Dataset rows for apps and sites:
┄┄┄┄┄┄┄┄┄┄
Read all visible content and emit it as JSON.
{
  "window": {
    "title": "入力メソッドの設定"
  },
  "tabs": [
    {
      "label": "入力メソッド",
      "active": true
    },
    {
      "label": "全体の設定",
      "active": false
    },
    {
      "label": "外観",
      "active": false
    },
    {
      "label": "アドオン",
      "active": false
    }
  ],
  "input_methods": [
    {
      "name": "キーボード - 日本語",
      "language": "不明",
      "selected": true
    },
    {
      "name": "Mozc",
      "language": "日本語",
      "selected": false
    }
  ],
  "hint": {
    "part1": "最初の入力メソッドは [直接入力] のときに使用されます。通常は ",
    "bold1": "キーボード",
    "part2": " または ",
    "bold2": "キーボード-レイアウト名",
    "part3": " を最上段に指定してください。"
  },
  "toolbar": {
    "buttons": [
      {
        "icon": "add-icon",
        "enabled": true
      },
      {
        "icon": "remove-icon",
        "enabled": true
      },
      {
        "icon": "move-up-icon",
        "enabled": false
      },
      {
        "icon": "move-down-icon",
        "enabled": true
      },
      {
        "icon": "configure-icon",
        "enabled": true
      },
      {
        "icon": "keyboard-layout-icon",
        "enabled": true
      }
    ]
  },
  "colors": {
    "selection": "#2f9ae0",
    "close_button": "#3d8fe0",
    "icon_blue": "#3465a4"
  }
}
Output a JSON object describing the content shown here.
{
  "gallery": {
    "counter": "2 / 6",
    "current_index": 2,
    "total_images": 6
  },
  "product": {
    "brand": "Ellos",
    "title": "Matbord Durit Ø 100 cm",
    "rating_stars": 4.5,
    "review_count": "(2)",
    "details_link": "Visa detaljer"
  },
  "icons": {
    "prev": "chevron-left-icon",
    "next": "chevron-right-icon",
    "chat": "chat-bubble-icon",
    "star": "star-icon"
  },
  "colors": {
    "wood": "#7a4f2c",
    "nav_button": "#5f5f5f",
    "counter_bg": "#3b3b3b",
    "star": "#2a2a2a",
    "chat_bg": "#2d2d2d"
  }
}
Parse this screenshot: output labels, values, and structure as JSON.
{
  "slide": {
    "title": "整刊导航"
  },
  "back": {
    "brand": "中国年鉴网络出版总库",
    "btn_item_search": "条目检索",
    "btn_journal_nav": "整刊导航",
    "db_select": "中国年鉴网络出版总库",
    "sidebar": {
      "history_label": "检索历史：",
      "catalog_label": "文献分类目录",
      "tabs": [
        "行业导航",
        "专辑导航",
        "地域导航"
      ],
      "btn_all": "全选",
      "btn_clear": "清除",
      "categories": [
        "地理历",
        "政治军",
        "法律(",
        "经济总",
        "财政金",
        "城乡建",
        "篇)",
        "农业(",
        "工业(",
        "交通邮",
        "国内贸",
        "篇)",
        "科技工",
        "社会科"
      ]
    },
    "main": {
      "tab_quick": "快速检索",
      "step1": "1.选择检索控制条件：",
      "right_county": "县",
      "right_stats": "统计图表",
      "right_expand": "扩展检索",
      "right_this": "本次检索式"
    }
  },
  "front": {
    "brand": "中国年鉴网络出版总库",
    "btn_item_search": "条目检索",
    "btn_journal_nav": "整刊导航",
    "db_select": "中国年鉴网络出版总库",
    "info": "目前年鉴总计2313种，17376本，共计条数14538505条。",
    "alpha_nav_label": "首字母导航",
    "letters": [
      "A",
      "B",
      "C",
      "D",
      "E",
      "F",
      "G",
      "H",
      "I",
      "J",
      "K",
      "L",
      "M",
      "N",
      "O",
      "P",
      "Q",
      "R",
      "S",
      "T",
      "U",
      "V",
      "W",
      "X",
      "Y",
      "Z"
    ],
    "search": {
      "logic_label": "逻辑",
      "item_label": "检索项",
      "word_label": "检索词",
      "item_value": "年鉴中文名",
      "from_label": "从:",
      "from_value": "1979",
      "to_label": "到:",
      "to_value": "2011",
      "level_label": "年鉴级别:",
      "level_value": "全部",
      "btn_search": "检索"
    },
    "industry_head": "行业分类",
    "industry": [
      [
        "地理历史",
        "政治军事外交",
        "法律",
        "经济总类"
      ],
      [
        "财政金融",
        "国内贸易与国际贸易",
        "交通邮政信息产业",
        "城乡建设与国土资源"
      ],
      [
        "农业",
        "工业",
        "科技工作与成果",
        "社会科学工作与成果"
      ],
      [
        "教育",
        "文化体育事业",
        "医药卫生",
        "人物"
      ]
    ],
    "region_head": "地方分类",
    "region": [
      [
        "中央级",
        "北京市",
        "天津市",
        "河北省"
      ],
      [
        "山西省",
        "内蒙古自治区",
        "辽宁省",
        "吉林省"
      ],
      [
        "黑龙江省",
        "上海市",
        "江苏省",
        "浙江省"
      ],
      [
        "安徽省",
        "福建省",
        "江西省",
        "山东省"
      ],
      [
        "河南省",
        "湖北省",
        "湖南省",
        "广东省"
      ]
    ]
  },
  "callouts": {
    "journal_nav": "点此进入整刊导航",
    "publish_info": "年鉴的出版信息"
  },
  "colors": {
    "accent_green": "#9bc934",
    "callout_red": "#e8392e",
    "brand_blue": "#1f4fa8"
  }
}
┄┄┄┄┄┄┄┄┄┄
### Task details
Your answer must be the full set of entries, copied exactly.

### Answer to the exercise
Read all visible content and emit it as JSON.
{
  "window": {
    "title": "入力メソッドの設定"
  },
  "tabs": [
    {
      "label": "入力メソッド",
      "active": true
    },
    {
      "label": "全体の設定",
      "active": false
    },
    {
      "label": "外観",
      "active": false
    },
    {
      "label": "アドオン",
      "active": false
    }
  ],
  "input_methods": [
    {
      "name": "キーボード - 日本語",
      "language": "不明",
      "selected": true
    },
    {
      "name": "Mozc",
      "language": "日本語",
      "selected": false
    }
  ],
  "hint": {
    "part1": "最初の入力メソッドは [直接入力] のときに使用されます。通常は ",
    "bold1": "キーボード",
    "part2": " または ",
    "bold2": "キーボード-レイアウト名",
    "part3": " を最上段に指定してください。"
  },
  "toolbar": {
    "buttons": [
      {
        "icon": "add-icon",
        "enabled": true
      },
      {
        "icon": "remove-icon",
        "enabled": true
      },
      {
        "icon": "move-up-icon",
        "enabled": false
      },
      {
        "icon": "move-down-icon",
        "enabled": true
      },
      {
        "icon": "configure-icon",
        "enabled": true
      },
      {
        "icon": "keyboard-layout-icon",
        "enabled": true
      }
    ]
  },
  "colors": {
    "selection": "#2f9ae0",
    "close_button": "#3d8fe0",
    "icon_blue": "#3465a4"
  }
}
Output a JSON object describing the content shown here.
{
  "gallery": {
    "counter": "2 / 6",
    "current_index": 2,
    "total_images": 6
  },
  "product": {
    "brand": "Ellos",
    "title": "Matbord Durit Ø 100 cm",
    "rating_stars": 4.5,
    "review_count": "(2)",
    "details_link": "Visa detaljer"
  },
  "icons": {
    "prev": "chevron-left-icon",
    "next": "chevron-right-icon",
    "chat": "chat-bubble-icon",
    "star": "star-icon"
  },
  "colors": {
    "wood": "#7a4f2c",
    "nav_button": "#5f5f5f",
    "counter_bg": "#3b3b3b",
    "star": "#2a2a2a",
    "chat_bg": "#2d2d2d"
  }
}
Parse this screenshot: output labels, values, and structure as JSON.
{
  "slide": {
    "title": "整刊导航"
  },
  "back": {
    "brand": "中国年鉴网络出版总库",
    "btn_item_search": "条目检索",
    "btn_journal_nav": "整刊导航",
    "db_select": "中国年鉴网络出版总库",
    "sidebar": {
      "history_label": "检索历史：",
      "catalog_label": "文献分类目录",
      "tabs": [
        "行业导航",
        "专辑导航",
        "地域导航"
      ],
      "btn_all": "全选",
      "btn_clear": "清除",
      "categories": [
        "地理历",
        "政治军",
        "法律(",
        "经济总",
        "财政金",
        "城乡建",
        "篇)",
        "农业(",
        "工业(",
        "交通邮",
        "国内贸",
        "篇)",
        "科技工",
        "社会科"
      ]
    },
    "main": {
      "tab_quick": "快速检索",
      "step1": "1.选择检索控制条件：",
      "right_county": "县",
      "right_stats": "统计图表",
      "right_expand": "扩展检索",
      "right_this": "本次检索式"
    }
  },
  "front": {
    "brand": "中国年鉴网络出版总库",
    "btn_item_search": "条目检索",
    "btn_journal_nav": "整刊导航",
    "db_select": "中国年鉴网络出版总库",
    "info": "目前年鉴总计2313种，17376本，共计条数14538505条。",
    "alpha_nav_label": "首字母导航",
    "letters": [
      "A",
      "B",
      "C",
      "D",
      "E",
      "F",
      "G",
      "H",
      "I",
      "J",
      "K",
      "L",
      "M",
      "N",
      "O",
      "P",
      "Q",
      "R",
      "S",
      "T",
      "U",
      "V",
      "W",
      "X",
      "Y",
      "Z"
    ],
    "search": {
      "logic_label": "逻辑",
      "item_label": "检索项",
      "word_label": "检索词",
      "item_value": "年鉴中文名",
      "from_label": "从:",
      "from_value": "1979",
      "to_label": "到:",
      "to_value": "2011",
      "level_label": "年鉴级别:",
      "level_value": "全部",
      "btn_search": "检索"
    },
    "industry_head": "行业分类",
    "industry": [
      [
        "地理历史",
        "政治军事外交",
        "法律",
        "经济总类"
      ],
      [
        "财政金融",
        "国内贸易与国际贸易",
        "交通邮政信息产业",
        "城乡建设与国土资源"
      ],
      [
        "农业",
        "工业",
        "科技工作与成果",
        "社会科学工作与成果"
      ],
      [
        "教育",
        "文化体育事业",
        "医药卫生",
        "人物"
      ]
    ],
    "region_head": "地方分类",
    "region": [
      [
        "中央级",
        "北京市",
        "天津市",
        "河北省"
      ],
      [
        "山西省",
        "内蒙古自治区",
        "辽宁省",
        "吉林省"
      ],
      [
        "黑龙江省",
        "上海市",
        "江苏省",
        "浙江省"
      ],
      [
        "安徽省",
        "福建省",
        "江西省",
        "山东省"
      ],
      [
        "河南省",
        "湖北省",
        "湖南省",
        "广东省"
      ]
    ]
  },
  "callouts": {
    "journal_nav": "点此进入整刊导航",
    "publish_info": "年鉴的出版信息"
  },
  "colors": {
    "accent_green": "#9bc934",
    "callout_red": "#e8392e",
    "brand_blue": "#1f4fa8"
  }
}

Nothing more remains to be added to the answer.